* **Data section**:
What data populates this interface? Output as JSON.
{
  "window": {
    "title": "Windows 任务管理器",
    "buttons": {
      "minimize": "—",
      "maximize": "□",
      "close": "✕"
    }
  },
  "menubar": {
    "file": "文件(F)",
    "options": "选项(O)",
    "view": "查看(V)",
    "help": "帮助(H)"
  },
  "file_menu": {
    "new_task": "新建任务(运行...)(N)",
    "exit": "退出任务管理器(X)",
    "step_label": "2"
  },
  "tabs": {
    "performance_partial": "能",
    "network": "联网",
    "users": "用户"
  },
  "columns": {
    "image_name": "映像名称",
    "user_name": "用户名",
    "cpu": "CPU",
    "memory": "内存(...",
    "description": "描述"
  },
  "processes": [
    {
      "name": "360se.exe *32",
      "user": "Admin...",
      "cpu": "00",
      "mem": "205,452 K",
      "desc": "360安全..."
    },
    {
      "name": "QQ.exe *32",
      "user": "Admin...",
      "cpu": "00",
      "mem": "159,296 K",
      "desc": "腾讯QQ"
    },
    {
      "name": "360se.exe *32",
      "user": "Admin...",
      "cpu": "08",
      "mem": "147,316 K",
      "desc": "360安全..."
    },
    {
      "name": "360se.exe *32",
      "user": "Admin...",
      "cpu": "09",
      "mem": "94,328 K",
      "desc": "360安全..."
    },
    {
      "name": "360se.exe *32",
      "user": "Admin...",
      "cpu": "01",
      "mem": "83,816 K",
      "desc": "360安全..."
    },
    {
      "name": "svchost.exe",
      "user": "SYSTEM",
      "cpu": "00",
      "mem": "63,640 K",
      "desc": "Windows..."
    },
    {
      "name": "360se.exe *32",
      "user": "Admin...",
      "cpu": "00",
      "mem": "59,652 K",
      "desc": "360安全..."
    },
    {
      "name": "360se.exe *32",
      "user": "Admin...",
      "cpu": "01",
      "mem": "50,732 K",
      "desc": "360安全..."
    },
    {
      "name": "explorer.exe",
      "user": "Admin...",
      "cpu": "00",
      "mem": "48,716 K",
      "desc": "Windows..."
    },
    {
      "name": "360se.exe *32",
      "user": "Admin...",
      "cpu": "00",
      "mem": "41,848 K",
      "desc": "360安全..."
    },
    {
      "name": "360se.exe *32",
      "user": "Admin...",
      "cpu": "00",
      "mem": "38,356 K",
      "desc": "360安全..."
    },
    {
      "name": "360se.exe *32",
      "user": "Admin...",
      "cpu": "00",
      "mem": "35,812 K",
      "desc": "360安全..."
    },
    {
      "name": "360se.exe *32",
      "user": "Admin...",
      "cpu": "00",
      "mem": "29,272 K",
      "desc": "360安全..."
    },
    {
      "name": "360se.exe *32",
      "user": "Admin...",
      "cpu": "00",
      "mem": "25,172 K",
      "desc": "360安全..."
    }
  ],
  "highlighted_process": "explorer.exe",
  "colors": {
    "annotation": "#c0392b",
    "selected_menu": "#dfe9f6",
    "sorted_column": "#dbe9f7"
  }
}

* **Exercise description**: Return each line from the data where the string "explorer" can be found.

* **Response**:
      "name": "explorer.exe",
  "highlighted_process": "explorer.exe",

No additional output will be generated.